---------- Data extracts ----------

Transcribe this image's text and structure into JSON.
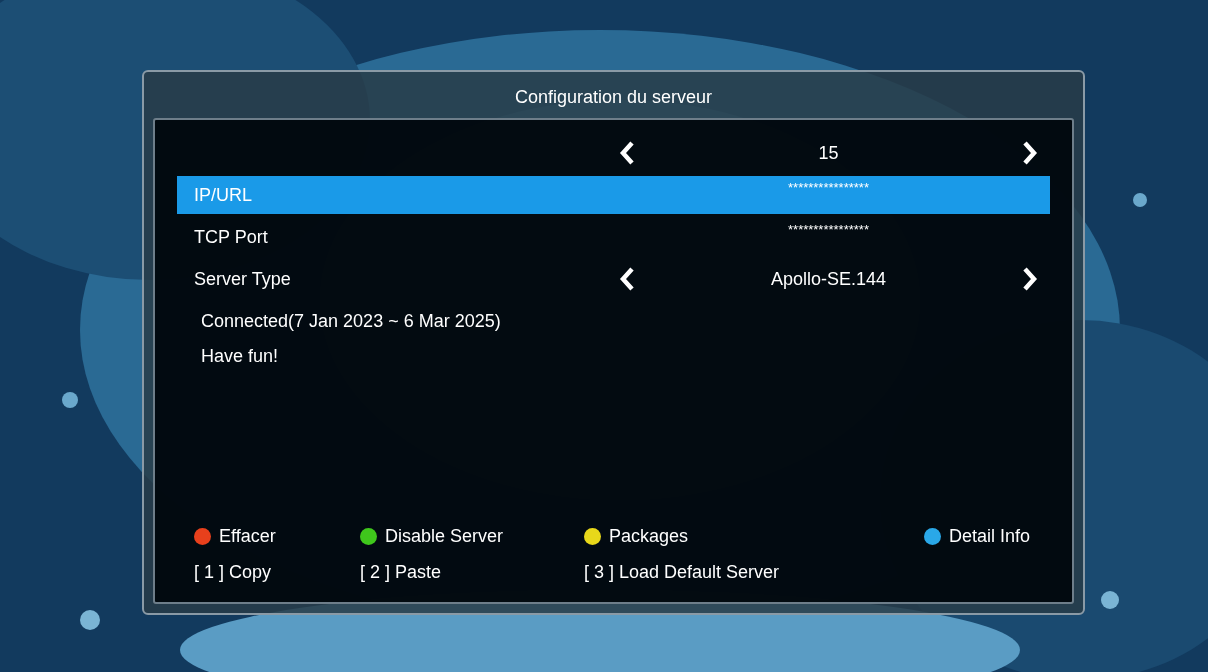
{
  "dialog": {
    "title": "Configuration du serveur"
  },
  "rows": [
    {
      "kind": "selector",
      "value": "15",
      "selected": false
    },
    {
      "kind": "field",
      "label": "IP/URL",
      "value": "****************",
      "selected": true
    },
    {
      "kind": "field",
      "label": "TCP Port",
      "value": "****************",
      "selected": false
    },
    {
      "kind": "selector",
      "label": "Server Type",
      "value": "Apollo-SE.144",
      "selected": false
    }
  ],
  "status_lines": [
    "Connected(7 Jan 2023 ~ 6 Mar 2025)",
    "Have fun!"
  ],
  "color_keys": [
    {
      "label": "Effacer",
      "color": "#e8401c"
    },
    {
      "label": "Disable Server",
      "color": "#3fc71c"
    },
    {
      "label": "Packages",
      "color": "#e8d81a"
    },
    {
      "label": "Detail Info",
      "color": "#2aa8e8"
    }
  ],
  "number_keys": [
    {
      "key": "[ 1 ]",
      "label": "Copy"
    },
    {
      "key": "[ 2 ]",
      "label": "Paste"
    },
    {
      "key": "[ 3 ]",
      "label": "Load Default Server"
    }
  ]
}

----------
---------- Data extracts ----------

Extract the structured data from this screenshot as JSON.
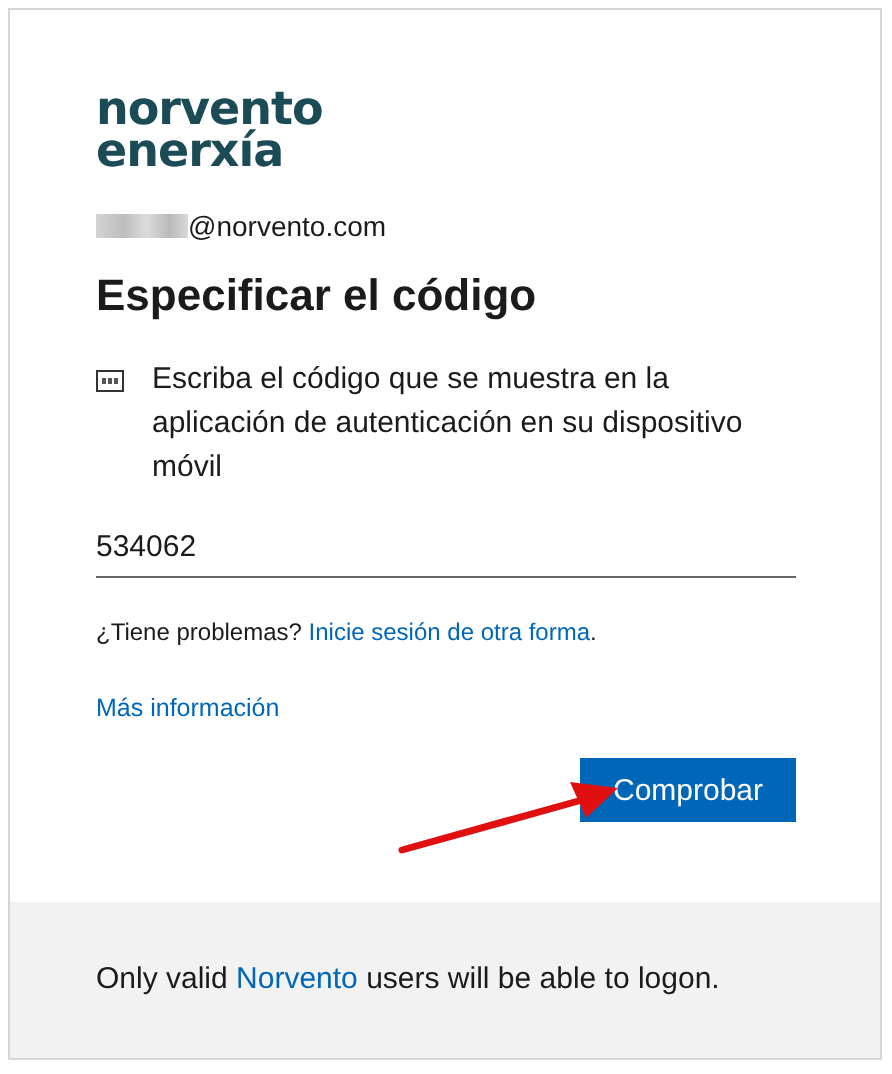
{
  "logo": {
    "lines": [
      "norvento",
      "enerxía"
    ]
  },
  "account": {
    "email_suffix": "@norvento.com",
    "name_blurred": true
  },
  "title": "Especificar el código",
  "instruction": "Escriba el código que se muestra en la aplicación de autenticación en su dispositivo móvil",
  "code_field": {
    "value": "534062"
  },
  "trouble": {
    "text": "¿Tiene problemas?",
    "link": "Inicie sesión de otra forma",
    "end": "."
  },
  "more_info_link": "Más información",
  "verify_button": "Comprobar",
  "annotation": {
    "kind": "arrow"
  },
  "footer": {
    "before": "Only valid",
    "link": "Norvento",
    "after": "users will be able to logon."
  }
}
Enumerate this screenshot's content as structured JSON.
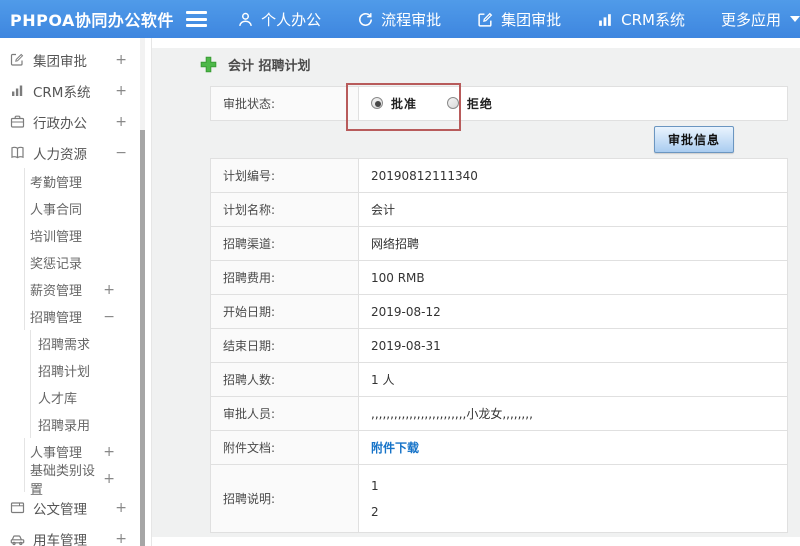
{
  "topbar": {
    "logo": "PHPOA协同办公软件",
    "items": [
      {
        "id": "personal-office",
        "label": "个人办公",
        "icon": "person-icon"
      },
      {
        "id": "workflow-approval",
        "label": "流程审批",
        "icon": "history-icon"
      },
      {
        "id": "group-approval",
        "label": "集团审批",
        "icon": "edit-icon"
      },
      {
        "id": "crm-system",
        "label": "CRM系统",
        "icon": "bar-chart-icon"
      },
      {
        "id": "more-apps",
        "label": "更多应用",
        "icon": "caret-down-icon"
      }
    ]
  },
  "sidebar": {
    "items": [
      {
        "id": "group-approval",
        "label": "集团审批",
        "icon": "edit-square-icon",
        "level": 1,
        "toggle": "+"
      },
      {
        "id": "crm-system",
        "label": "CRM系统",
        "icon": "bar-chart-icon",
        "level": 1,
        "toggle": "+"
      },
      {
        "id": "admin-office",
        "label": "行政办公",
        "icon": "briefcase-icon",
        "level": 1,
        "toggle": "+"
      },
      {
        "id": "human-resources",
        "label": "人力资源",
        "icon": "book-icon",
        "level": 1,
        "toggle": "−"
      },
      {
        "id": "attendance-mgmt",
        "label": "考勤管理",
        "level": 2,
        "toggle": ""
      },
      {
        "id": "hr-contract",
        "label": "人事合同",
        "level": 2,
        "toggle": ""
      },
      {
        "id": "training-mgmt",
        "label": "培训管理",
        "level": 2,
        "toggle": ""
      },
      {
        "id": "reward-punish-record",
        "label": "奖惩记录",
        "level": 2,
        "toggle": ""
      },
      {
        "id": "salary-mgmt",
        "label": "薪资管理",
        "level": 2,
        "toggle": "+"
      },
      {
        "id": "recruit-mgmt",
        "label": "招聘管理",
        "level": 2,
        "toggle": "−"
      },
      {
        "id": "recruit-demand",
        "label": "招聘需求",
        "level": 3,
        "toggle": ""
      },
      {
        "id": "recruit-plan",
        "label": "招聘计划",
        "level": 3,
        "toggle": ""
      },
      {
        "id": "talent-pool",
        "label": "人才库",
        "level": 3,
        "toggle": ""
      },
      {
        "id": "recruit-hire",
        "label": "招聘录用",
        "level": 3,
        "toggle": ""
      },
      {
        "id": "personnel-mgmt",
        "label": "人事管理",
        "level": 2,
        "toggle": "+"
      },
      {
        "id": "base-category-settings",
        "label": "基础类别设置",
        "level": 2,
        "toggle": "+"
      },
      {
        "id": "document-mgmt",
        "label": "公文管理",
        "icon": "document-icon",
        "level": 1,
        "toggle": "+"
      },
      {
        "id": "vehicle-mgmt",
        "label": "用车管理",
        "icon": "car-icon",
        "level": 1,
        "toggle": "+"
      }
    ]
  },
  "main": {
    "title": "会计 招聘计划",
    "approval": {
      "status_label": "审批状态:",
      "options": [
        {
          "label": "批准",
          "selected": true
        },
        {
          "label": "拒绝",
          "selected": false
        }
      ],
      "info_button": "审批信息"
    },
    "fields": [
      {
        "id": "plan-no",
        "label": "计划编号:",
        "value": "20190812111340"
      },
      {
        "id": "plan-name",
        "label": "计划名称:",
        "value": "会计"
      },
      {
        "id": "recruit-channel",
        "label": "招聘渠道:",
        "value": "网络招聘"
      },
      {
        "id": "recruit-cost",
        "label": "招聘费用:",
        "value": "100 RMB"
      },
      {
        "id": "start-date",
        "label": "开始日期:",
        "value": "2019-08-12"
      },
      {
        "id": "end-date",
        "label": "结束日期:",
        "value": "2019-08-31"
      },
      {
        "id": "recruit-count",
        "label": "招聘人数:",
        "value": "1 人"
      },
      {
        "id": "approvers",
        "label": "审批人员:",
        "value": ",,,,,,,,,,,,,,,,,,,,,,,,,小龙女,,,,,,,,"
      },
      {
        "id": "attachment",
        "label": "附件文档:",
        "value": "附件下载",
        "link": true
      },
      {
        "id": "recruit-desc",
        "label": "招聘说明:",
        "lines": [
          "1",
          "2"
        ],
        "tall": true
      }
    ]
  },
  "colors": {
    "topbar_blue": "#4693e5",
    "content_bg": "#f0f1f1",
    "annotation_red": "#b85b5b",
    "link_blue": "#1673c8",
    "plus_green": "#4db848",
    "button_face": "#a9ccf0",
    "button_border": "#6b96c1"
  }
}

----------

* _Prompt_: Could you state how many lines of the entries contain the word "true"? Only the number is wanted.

* _Problem solution_: 5